Work item
An exact reproduction of the data below is expected, free of images.

Input data

****************

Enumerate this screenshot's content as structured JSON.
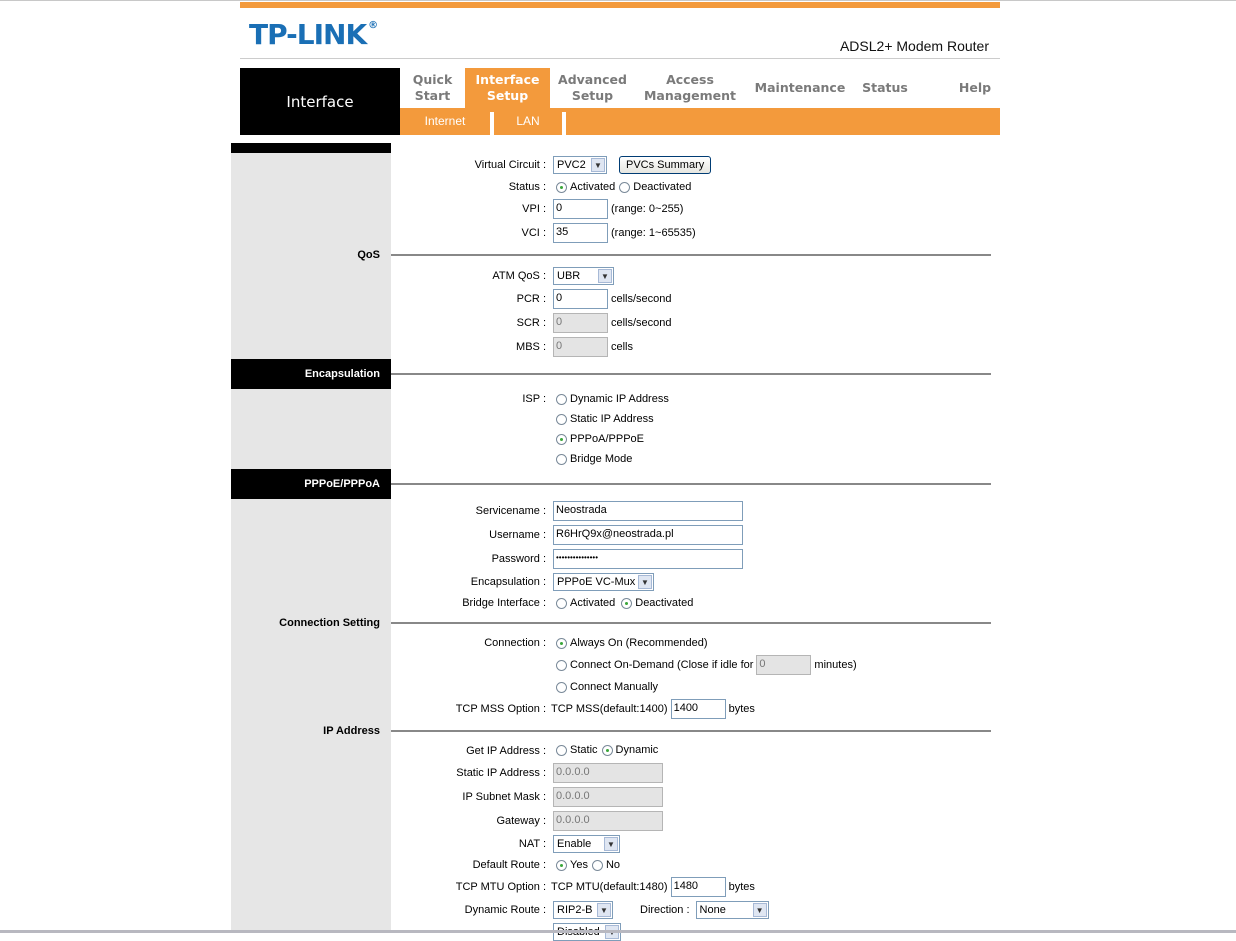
{
  "brand": {
    "logo": "TP-LINK",
    "registered": "®",
    "product": "ADSL2+ Modem Router"
  },
  "colors": {
    "accent": "#f39a3c",
    "logo_blue": "#1a6fb5",
    "sidebar": "#e6e6e6"
  },
  "page_tab": "Interface",
  "nav": [
    {
      "label": "Quick Start",
      "l1": "Quick",
      "l2": "Start",
      "active": false
    },
    {
      "label": "Interface Setup",
      "l1": "Interface",
      "l2": "Setup",
      "active": true
    },
    {
      "label": "Advanced Setup",
      "l1": "Advanced",
      "l2": "Setup",
      "active": false
    },
    {
      "label": "Access Management",
      "l1": "Access",
      "l2": "Management",
      "active": false
    },
    {
      "label": "Maintenance",
      "l1": "Maintenance",
      "l2": "",
      "active": false
    },
    {
      "label": "Status",
      "l1": "Status",
      "l2": "",
      "active": false
    },
    {
      "label": "Help",
      "l1": "Help",
      "l2": "",
      "active": false
    }
  ],
  "subnav": [
    {
      "label": "Internet",
      "active": true
    },
    {
      "label": "LAN",
      "active": false
    }
  ],
  "sections": {
    "qos": "QoS",
    "encapsulation": "Encapsulation",
    "pppoe": "PPPoE/PPPoA",
    "connection": "Connection Setting",
    "ip": "IP Address"
  },
  "sep": ":",
  "atm": {
    "virtual_circuit": {
      "label": "Virtual Circuit",
      "value": "PVC2",
      "button": "PVCs Summary"
    },
    "status": {
      "label": "Status",
      "options": [
        "Activated",
        "Deactivated"
      ],
      "selected": "Activated"
    },
    "vpi": {
      "label": "VPI",
      "value": "0",
      "hint": "(range: 0~255)"
    },
    "vci": {
      "label": "VCI",
      "value": "35",
      "hint": "(range: 1~65535)"
    }
  },
  "qos": {
    "atm_qos": {
      "label": "ATM QoS",
      "value": "UBR"
    },
    "pcr": {
      "label": "PCR",
      "value": "0",
      "unit": "cells/second"
    },
    "scr": {
      "label": "SCR",
      "value": "0",
      "unit": "cells/second"
    },
    "mbs": {
      "label": "MBS",
      "value": "0",
      "unit": "cells"
    }
  },
  "isp": {
    "label": "ISP",
    "options": [
      "Dynamic IP Address",
      "Static IP Address",
      "PPPoA/PPPoE",
      "Bridge Mode"
    ],
    "selected": "PPPoA/PPPoE"
  },
  "pppoe": {
    "servicename": {
      "label": "Servicename",
      "value": "Neostrada"
    },
    "username": {
      "label": "Username",
      "value": "R6HrQ9x@neostrada.pl"
    },
    "password": {
      "label": "Password",
      "value": "•••••••••••••••"
    },
    "encapsulation": {
      "label": "Encapsulation",
      "value": "PPPoE VC-Mux"
    },
    "bridge": {
      "label": "Bridge Interface",
      "options": [
        "Activated",
        "Deactivated"
      ],
      "selected": "Deactivated"
    }
  },
  "connection": {
    "label": "Connection",
    "always_on": "Always On (Recommended)",
    "on_demand_pre": "Connect On-Demand (Close if idle for",
    "on_demand_value": "0",
    "on_demand_post": "minutes)",
    "manual": "Connect Manually",
    "selected": "Always On (Recommended)",
    "mss": {
      "label": "TCP MSS Option",
      "text": "TCP MSS(default:1400)",
      "value": "1400",
      "unit": "bytes"
    }
  },
  "ip": {
    "get_ip": {
      "label": "Get IP Address",
      "options": [
        "Static",
        "Dynamic"
      ],
      "selected": "Dynamic"
    },
    "static_ip": {
      "label": "Static IP Address",
      "value": "0.0.0.0"
    },
    "subnet": {
      "label": "IP Subnet Mask",
      "value": "0.0.0.0"
    },
    "gateway": {
      "label": "Gateway",
      "value": "0.0.0.0"
    },
    "nat": {
      "label": "NAT",
      "value": "Enable"
    },
    "default_route": {
      "label": "Default Route",
      "options": [
        "Yes",
        "No"
      ],
      "selected": "Yes"
    },
    "mtu": {
      "label": "TCP MTU Option",
      "text": "TCP MTU(default:1480)",
      "value": "1480",
      "unit": "bytes"
    },
    "dynamic_route": {
      "label": "Dynamic Route",
      "value": "RIP2-B",
      "direction_label": "Direction",
      "direction": "None"
    },
    "multicast": {
      "value": "Disabled"
    }
  }
}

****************

Task answer
Enumerate this screenshot's content as structured JSON.
{
  "brand": {
    "logo": "TP-LINK",
    "registered": "®",
    "product": "ADSL2+ Modem Router"
  },
  "colors": {
    "accent": "#f39a3c",
    "logo_blue": "#1a6fb5",
    "sidebar": "#e6e6e6"
  },
  "page_tab": "Interface",
  "nav": [
    {
      "label": "Quick Start",
      "l1": "Quick",
      "l2": "Start",
      "active": false
    },
    {
      "label": "Interface Setup",
      "l1": "Interface",
      "l2": "Setup",
      "active": true
    },
    {
      "label": "Advanced Setup",
      "l1": "Advanced",
      "l2": "Setup",
      "active": false
    },
    {
      "label": "Access Management",
      "l1": "Access",
      "l2": "Management",
      "active": false
    },
    {
      "label": "Maintenance",
      "l1": "Maintenance",
      "l2": "",
      "active": false
    },
    {
      "label": "Status",
      "l1": "Status",
      "l2": "",
      "active": false
    },
    {
      "label": "Help",
      "l1": "Help",
      "l2": "",
      "active": false
    }
  ],
  "subnav": [
    {
      "label": "Internet",
      "active": true
    },
    {
      "label": "LAN",
      "active": false
    }
  ],
  "sections": {
    "qos": "QoS",
    "encapsulation": "Encapsulation",
    "pppoe": "PPPoE/PPPoA",
    "connection": "Connection Setting",
    "ip": "IP Address"
  },
  "sep": ":",
  "atm": {
    "virtual_circuit": {
      "label": "Virtual Circuit",
      "value": "PVC2",
      "button": "PVCs Summary"
    },
    "status": {
      "label": "Status",
      "options": [
        "Activated",
        "Deactivated"
      ],
      "selected": "Activated"
    },
    "vpi": {
      "label": "VPI",
      "value": "0",
      "hint": "(range: 0~255)"
    },
    "vci": {
      "label": "VCI",
      "value": "35",
      "hint": "(range: 1~65535)"
    }
  },
  "qos": {
    "atm_qos": {
      "label": "ATM QoS",
      "value": "UBR"
    },
    "pcr": {
      "label": "PCR",
      "value": "0",
      "unit": "cells/second"
    },
    "scr": {
      "label": "SCR",
      "value": "0",
      "unit": "cells/second"
    },
    "mbs": {
      "label": "MBS",
      "value": "0",
      "unit": "cells"
    }
  },
  "isp": {
    "label": "ISP",
    "options": [
      "Dynamic IP Address",
      "Static IP Address",
      "PPPoA/PPPoE",
      "Bridge Mode"
    ],
    "selected": "PPPoA/PPPoE"
  },
  "pppoe": {
    "servicename": {
      "label": "Servicename",
      "value": "Neostrada"
    },
    "username": {
      "label": "Username",
      "value": "R6HrQ9x@neostrada.pl"
    },
    "password": {
      "label": "Password",
      "value": "•••••••••••••••"
    },
    "encapsulation": {
      "label": "Encapsulation",
      "value": "PPPoE VC-Mux"
    },
    "bridge": {
      "label": "Bridge Interface",
      "options": [
        "Activated",
        "Deactivated"
      ],
      "selected": "Deactivated"
    }
  },
  "connection": {
    "label": "Connection",
    "always_on": "Always On (Recommended)",
    "on_demand_pre": "Connect On-Demand (Close if idle for",
    "on_demand_value": "0",
    "on_demand_post": "minutes)",
    "manual": "Connect Manually",
    "selected": "Always On (Recommended)",
    "mss": {
      "label": "TCP MSS Option",
      "text": "TCP MSS(default:1400)",
      "value": "1400",
      "unit": "bytes"
    }
  },
  "ip": {
    "get_ip": {
      "label": "Get IP Address",
      "options": [
        "Static",
        "Dynamic"
      ],
      "selected": "Dynamic"
    },
    "static_ip": {
      "label": "Static IP Address",
      "value": "0.0.0.0"
    },
    "subnet": {
      "label": "IP Subnet Mask",
      "value": "0.0.0.0"
    },
    "gateway": {
      "label": "Gateway",
      "value": "0.0.0.0"
    },
    "nat": {
      "label": "NAT",
      "value": "Enable"
    },
    "default_route": {
      "label": "Default Route",
      "options": [
        "Yes",
        "No"
      ],
      "selected": "Yes"
    },
    "mtu": {
      "label": "TCP MTU Option",
      "text": "TCP MTU(default:1480)",
      "value": "1480",
      "unit": "bytes"
    },
    "dynamic_route": {
      "label": "Dynamic Route",
      "value": "RIP2-B",
      "direction_label": "Direction",
      "direction": "None"
    },
    "multicast": {
      "value": "Disabled"
    }
  }
}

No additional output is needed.